**Problem to solve**
Look through the listing below, and wherever a line has the string "title", copy it.

::: Data shown :::

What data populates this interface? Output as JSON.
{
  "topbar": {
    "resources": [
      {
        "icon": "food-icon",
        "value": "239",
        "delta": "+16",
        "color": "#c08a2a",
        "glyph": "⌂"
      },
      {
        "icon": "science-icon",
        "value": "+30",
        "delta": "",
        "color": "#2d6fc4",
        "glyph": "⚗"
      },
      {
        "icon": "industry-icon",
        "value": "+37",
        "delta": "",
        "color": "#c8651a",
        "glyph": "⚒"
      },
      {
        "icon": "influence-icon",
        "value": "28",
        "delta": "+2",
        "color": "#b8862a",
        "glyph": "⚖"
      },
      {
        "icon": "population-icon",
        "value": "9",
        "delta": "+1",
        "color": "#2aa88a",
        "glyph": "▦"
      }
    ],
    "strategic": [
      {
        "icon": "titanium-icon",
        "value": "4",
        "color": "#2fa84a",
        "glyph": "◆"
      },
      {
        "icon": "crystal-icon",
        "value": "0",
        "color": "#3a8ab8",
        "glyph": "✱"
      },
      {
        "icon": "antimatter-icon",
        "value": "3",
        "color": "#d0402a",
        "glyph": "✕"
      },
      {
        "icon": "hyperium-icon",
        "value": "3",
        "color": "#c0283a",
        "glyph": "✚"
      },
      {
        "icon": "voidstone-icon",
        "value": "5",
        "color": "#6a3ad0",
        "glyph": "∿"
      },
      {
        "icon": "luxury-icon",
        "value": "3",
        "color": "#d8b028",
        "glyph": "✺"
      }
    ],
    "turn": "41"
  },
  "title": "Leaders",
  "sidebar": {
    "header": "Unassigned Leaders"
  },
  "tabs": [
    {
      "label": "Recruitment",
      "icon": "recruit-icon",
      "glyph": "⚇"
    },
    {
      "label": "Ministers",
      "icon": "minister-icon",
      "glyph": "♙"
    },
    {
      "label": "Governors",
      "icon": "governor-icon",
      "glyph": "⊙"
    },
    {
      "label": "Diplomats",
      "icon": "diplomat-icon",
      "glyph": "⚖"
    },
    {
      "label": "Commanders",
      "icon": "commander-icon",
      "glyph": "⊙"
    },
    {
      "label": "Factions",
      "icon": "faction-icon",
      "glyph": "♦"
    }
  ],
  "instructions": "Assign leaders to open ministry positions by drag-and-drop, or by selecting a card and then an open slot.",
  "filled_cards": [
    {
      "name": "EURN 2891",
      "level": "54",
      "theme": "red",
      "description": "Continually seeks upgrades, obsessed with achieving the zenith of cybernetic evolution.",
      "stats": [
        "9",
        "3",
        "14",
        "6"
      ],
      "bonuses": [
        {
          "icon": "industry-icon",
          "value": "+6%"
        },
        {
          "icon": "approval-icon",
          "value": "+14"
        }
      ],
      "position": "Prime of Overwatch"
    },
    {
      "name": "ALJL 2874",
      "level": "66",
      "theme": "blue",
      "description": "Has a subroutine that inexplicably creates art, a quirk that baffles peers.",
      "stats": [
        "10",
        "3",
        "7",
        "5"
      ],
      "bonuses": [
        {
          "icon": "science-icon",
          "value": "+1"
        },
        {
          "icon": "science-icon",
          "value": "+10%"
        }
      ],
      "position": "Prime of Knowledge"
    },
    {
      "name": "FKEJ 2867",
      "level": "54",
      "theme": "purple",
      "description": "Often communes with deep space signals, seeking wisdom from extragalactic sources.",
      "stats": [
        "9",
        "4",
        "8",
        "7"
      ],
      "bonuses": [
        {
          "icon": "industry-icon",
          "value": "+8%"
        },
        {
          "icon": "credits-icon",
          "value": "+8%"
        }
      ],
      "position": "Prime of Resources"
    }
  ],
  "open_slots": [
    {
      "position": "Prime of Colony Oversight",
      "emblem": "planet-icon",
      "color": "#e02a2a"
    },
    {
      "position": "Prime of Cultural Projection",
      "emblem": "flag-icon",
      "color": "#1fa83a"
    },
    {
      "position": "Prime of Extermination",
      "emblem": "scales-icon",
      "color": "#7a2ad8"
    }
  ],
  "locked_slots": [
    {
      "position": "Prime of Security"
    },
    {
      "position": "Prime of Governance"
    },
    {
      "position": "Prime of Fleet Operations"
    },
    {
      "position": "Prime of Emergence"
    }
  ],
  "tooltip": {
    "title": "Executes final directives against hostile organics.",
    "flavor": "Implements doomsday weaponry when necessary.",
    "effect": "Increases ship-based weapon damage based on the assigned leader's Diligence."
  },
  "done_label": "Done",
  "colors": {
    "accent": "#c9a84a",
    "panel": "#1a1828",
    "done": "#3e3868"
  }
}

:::

**Reply to the task**
  "title": "Leaders",
    "title": "Executes final directives against hostile organics.",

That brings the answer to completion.